Fleas are blood-feeding parasites that often infest pets, but they can also survive in an environment without pets. While fleas are more commonly associated with animal hosts, they can persist in homes, yards, and other settings. In this article, we will explore how fleas can survive in the absence of pets and what measures can be taken to address and prevent such infestations.
Sources of Fleas Without Pets:
- Wildlife: Fleas can infest wildlife such as squirrels, raccoons, opossums, and rodents. When these animals take shelter in or around your home, they can introduce fleas into your environment.
- Previous Infestations: If your home has had a flea infestation in the past, dormant flea eggs and larvae may remain in your carpets, upholstery, or bedding. These dormant stages can hatch and develop into adult fleas, leading to a new infestation.
- Human Transportation: Humans can unknowingly carry flea eggs or larvae into their homes on clothing or belongings after visiting places with flea problems.
Survival and Reproduction:
Fleas can survive without a pet host because they have a life cycle that includes four stages: egg, larva, pupa, and adult. The pupal stage, in particular, can remain dormant for weeks or even months until environmental conditions are favorable for the emergence of adult fleas.
Preventing and Addressing Fleas Without Pets:
To prevent and address fleas in your home without the presence of pets, consider the following steps:
- Regular Cleaning: Vacuum your home frequently, with a focus on carpets, rugs, and upholstery. Dispose of the vacuum bag or clean the canister outside to prevent fleas from reinfesting your home.
- Wash Bedding and Fabrics: Launder bedding, curtains, and any other washable fabrics in hot water to kill flea eggs and larvae.
- Treat Your Yard: If wildlife is the suspected source of fleas, consult with a pest control professional to address the issue and treat your yard to deter wildlife.
- Flea Traps: Consider using flea traps that use light and heat to attract fleas and trap them. These can help reduce flea numbers.
- Consult a Pest Expert: If you experience a significant flea infestation and don’t have pets, consult a pest control expert to identify the source and develop a plan to address it.

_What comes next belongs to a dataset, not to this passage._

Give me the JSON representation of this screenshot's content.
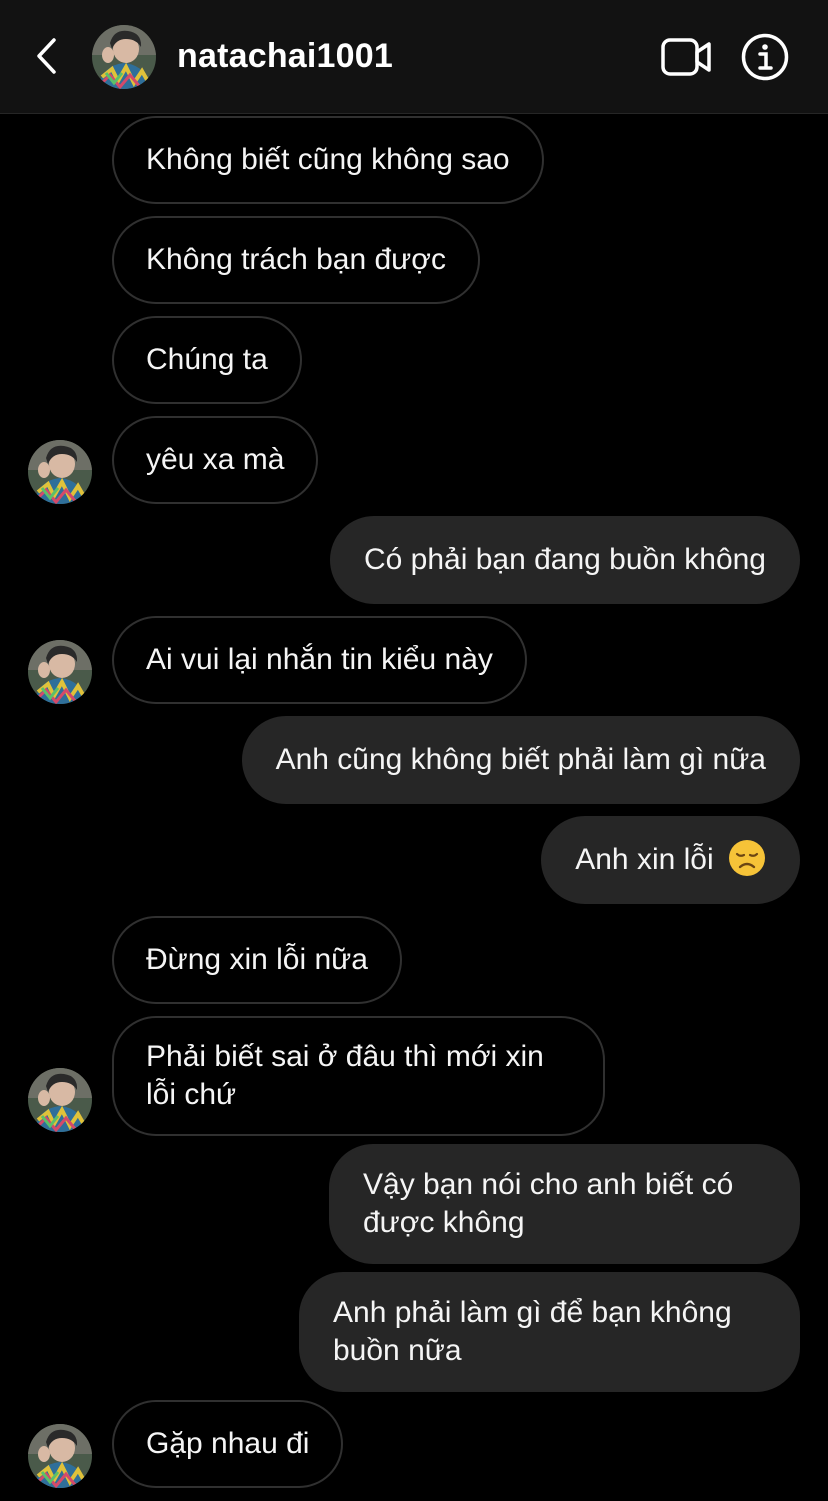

Fleas can indeed survive in an environment without pets, relying on other hosts like wildlife or dormant life stages in your home. It’s important to be proactive in preventing and addressing flea problems, as these parasites can be a nuisance and pose health risks to humans. By following preventive measures and seeking professional assistance when necessary, you can effectively control and eliminate fleas from your home, even in the absence of pets.